▶ _EXERCISE DIRECTIONS_
Some lines of these records may hold the word "verification"; state how many, using only the number.

(DATA SUPPLIED begins)

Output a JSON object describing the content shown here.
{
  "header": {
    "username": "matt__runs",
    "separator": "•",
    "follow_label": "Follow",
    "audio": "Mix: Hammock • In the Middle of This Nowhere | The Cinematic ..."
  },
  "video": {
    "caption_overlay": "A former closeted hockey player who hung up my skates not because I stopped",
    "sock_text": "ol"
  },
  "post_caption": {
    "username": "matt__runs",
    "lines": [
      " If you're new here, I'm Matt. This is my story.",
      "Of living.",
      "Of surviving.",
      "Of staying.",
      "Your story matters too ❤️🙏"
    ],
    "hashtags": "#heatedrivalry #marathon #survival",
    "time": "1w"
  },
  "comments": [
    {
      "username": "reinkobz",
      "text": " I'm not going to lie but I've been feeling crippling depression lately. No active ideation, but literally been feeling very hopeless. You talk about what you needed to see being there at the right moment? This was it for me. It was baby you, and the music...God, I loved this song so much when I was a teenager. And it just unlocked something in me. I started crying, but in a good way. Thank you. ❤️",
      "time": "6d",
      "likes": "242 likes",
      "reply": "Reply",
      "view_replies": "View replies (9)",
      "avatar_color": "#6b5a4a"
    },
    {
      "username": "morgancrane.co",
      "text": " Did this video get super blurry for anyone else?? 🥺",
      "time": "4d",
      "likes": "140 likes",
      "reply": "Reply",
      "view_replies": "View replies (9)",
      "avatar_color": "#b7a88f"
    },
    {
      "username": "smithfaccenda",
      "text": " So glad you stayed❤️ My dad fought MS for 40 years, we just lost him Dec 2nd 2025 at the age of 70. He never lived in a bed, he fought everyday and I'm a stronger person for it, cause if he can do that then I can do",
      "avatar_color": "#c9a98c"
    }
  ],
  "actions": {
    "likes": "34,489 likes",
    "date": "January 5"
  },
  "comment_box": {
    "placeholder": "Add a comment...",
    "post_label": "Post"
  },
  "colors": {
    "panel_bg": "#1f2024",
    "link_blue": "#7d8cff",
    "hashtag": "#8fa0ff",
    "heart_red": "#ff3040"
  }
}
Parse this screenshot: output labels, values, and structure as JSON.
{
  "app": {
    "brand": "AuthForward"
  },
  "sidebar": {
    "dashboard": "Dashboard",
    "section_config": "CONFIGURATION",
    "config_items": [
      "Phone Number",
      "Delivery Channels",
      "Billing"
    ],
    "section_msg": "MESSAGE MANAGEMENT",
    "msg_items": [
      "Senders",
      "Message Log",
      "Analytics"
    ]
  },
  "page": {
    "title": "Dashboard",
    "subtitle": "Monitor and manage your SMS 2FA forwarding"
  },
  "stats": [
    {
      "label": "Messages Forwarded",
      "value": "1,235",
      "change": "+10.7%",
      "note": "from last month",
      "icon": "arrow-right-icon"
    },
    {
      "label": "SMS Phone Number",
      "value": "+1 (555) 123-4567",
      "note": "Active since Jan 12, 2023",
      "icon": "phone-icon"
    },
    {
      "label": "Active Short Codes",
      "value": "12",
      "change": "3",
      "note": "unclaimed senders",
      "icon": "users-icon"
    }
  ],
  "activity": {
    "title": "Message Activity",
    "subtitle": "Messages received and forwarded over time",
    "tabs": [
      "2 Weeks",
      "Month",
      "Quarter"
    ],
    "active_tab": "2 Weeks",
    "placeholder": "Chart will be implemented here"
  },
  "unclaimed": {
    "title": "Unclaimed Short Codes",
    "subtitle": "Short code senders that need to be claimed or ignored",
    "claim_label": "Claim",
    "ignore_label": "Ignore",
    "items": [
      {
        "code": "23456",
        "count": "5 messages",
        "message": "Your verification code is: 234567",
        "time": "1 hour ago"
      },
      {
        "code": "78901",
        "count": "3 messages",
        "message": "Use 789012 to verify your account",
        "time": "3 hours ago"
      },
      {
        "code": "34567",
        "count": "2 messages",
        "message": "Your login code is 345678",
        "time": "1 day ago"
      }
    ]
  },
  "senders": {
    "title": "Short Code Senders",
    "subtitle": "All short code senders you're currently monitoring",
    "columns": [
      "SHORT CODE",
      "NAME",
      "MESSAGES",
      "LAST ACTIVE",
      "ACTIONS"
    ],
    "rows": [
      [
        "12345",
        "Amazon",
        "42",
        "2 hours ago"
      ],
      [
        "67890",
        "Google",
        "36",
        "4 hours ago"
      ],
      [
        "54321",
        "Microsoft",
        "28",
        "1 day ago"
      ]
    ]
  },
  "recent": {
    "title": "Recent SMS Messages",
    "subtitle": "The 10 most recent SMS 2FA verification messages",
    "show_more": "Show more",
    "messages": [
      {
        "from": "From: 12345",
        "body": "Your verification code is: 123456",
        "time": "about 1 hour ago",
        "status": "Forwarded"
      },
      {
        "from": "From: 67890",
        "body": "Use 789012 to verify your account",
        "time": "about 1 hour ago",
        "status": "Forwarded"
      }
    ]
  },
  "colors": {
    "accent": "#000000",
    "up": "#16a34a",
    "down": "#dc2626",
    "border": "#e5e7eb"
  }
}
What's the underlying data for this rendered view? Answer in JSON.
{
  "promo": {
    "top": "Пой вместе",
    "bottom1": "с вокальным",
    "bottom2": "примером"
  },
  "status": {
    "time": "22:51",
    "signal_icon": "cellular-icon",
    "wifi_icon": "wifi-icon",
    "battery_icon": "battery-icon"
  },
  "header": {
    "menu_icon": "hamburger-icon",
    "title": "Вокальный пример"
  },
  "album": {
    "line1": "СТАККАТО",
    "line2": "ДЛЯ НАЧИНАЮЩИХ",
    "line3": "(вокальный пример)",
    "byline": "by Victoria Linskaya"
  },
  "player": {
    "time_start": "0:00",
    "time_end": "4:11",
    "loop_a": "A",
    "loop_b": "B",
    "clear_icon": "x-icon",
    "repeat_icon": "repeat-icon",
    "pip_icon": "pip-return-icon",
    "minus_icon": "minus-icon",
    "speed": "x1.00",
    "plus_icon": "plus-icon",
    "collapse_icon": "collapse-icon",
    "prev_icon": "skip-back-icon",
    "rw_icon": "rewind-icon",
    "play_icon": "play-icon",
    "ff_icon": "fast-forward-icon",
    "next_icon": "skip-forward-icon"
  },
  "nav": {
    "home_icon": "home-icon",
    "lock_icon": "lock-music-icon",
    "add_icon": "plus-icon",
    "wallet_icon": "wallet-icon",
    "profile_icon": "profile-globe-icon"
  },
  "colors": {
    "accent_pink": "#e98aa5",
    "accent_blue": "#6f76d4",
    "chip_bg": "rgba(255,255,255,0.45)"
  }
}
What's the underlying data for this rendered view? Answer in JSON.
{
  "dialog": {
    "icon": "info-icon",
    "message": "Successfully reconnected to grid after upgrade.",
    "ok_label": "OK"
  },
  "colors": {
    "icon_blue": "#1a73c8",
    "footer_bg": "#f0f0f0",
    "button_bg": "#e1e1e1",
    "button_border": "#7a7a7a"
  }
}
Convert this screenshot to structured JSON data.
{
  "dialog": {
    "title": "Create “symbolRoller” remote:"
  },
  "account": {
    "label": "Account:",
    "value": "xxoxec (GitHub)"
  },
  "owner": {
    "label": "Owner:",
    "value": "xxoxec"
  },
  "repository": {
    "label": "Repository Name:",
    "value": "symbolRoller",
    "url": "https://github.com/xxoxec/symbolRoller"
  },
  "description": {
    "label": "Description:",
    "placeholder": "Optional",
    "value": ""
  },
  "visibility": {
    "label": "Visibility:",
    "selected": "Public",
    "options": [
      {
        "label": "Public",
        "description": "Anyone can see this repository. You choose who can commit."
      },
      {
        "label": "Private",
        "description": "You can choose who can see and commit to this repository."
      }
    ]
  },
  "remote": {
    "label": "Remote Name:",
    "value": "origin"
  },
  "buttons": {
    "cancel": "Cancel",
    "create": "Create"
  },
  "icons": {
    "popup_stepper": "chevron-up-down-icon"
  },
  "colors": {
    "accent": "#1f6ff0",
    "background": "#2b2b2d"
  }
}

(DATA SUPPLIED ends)

▶ _ANSWER TO THE PROBLEM_
3